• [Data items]
┄┄┄┄┄┄

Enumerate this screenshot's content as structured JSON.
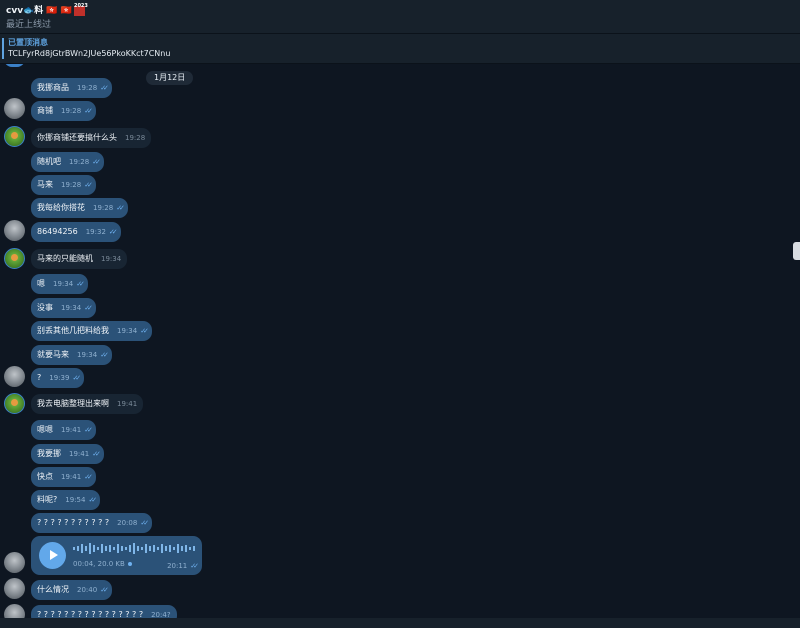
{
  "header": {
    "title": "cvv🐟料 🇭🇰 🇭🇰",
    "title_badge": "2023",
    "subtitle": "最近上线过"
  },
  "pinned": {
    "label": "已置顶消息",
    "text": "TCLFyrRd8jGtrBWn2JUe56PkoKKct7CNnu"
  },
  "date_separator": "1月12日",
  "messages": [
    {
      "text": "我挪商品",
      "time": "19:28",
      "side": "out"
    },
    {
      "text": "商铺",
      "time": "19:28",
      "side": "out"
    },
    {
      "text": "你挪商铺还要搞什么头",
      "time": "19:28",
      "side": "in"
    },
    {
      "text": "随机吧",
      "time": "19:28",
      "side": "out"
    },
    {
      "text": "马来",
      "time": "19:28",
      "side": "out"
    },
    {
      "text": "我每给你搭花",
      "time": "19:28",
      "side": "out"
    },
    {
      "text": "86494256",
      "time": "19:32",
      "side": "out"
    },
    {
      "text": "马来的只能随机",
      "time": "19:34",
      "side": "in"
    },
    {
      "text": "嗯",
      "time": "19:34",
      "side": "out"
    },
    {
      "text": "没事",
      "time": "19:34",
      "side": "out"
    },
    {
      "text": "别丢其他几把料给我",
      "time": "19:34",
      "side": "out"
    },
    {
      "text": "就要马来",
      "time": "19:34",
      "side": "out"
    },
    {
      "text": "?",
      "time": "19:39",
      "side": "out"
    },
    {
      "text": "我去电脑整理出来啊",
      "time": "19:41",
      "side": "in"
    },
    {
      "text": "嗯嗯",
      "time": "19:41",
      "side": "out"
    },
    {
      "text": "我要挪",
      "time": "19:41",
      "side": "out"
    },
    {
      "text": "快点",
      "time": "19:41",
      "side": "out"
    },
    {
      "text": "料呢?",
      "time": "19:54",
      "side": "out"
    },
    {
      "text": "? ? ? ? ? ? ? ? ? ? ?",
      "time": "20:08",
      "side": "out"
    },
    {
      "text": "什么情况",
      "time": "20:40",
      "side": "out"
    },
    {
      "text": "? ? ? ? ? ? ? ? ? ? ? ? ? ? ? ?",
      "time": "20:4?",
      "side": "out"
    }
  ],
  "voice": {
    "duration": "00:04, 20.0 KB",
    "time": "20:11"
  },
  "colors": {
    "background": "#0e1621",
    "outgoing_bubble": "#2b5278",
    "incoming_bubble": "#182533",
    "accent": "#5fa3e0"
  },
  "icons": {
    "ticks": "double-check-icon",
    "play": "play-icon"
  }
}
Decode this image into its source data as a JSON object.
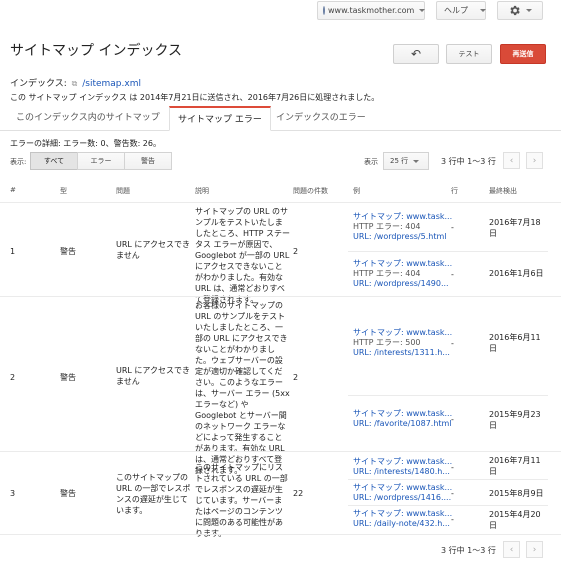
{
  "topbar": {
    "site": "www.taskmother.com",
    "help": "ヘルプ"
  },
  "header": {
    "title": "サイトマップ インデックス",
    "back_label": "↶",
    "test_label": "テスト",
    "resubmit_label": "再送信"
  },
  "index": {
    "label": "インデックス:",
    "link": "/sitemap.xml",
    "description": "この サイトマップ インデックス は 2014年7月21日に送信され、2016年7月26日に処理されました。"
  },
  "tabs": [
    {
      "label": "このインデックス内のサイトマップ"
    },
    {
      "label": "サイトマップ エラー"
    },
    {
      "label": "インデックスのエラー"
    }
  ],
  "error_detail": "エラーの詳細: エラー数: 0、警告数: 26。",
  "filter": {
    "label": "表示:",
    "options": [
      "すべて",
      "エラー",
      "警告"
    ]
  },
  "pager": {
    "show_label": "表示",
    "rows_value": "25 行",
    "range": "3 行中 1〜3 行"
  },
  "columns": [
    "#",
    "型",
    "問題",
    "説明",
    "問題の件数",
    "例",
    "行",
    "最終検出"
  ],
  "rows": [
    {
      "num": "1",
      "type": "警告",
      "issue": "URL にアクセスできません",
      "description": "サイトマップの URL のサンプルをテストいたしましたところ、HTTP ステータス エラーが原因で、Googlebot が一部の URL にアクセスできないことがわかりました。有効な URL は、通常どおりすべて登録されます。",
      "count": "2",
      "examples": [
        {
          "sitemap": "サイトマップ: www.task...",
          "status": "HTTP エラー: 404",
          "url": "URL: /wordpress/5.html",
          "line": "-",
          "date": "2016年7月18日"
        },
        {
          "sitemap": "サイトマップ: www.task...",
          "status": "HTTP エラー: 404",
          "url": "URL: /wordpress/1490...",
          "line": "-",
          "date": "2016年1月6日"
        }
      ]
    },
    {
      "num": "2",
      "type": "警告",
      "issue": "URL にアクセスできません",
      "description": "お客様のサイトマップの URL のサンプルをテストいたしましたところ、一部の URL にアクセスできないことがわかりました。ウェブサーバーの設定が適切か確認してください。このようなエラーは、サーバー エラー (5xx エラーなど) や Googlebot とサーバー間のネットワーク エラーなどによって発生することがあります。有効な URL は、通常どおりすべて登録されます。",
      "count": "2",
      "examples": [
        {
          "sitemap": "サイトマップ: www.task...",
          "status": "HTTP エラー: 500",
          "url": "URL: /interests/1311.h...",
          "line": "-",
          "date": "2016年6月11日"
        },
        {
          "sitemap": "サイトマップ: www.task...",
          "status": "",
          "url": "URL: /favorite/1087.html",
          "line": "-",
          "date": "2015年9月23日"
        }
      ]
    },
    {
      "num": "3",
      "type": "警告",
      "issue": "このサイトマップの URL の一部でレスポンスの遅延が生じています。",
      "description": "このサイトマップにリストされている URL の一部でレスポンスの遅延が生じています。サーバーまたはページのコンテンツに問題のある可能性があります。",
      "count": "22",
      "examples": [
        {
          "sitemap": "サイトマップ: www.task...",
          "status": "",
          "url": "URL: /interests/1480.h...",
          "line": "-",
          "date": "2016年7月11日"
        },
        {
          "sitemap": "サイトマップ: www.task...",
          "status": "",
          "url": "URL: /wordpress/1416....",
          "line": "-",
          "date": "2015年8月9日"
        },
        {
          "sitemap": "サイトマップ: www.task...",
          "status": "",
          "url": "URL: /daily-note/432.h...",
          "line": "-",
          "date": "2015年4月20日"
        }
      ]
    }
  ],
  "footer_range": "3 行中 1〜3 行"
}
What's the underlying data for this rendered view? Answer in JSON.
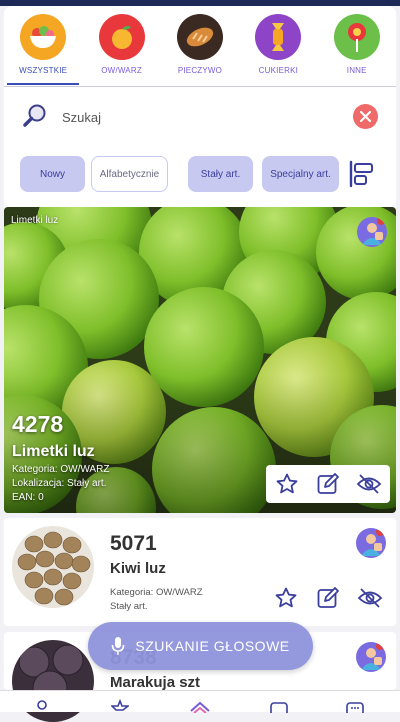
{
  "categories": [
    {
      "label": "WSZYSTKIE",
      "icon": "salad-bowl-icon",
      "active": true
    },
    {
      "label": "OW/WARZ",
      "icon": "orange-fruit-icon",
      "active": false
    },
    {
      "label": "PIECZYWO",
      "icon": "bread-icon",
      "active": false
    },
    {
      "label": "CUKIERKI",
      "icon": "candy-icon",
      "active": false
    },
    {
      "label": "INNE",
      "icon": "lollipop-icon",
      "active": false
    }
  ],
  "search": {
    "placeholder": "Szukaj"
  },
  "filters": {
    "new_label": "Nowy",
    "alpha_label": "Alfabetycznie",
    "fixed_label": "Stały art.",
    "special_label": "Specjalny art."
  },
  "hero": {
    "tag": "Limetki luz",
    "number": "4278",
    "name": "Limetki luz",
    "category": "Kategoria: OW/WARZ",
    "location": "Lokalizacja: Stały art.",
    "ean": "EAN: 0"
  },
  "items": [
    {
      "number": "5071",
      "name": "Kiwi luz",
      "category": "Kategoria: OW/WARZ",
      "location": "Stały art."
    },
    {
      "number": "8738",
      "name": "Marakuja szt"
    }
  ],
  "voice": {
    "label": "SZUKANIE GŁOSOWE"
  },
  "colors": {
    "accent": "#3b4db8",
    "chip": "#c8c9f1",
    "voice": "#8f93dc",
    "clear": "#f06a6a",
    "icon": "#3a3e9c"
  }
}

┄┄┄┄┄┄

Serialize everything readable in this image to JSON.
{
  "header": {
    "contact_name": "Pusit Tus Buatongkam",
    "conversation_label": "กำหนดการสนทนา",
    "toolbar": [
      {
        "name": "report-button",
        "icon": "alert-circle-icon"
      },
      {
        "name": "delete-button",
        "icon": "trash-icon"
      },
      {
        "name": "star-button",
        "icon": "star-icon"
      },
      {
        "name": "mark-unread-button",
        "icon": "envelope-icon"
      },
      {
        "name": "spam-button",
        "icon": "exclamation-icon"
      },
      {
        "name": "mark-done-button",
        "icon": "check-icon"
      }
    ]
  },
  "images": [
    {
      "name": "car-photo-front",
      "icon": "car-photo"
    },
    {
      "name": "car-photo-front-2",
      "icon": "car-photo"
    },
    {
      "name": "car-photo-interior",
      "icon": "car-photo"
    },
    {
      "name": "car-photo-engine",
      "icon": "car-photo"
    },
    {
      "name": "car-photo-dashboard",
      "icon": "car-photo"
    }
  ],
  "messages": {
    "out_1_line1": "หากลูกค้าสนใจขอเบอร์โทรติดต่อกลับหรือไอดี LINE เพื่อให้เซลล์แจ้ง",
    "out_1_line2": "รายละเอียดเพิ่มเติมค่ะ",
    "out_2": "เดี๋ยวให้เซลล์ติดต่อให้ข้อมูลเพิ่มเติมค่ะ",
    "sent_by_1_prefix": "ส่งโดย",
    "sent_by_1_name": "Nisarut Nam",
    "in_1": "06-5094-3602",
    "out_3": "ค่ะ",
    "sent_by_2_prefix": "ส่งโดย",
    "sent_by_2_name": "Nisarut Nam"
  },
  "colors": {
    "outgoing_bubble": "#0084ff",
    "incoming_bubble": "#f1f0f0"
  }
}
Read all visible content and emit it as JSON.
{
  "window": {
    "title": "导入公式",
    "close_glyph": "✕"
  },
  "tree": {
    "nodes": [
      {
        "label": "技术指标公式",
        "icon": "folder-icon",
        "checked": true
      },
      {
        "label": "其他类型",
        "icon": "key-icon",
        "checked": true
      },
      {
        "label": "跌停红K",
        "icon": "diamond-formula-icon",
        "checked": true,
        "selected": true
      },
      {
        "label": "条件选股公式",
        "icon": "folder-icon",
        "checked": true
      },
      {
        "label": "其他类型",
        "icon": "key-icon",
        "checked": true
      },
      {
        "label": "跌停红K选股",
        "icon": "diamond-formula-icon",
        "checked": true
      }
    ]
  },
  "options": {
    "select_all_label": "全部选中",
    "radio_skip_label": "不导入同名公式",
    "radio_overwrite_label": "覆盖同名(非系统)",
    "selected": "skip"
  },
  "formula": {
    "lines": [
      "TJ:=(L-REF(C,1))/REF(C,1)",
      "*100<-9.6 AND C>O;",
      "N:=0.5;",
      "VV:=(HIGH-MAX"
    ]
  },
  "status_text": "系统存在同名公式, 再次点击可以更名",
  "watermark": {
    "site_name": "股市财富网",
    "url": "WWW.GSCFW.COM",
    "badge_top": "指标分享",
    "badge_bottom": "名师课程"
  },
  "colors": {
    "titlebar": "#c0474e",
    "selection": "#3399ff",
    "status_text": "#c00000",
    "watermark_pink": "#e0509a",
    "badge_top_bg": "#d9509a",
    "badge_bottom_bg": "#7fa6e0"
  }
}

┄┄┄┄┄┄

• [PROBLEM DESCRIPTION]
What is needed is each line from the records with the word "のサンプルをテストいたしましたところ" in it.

• [EXERCISE ANSWER]
      "description": "サイトマップの URL のサンプルをテストいたしましたところ、HTTP ステータス エラーが原因で、Googlebot が一部の URL にアクセスできないことがわかりました。有効な URL は、通常どおりすべて登録されます。",
      "description": "お客様のサイトマップの URL のサンプルをテストいたしましたところ、一部の URL にアクセスできないことがわかりました。ウェブサーバーの設定が適切か確認してください。このようなエラーは、サーバー エラー (5xx エラーなど) や Googlebot とサーバー間のネットワーク エラーなどによって発生することがあります。有効な URL は、通常どおりすべて登録されます。",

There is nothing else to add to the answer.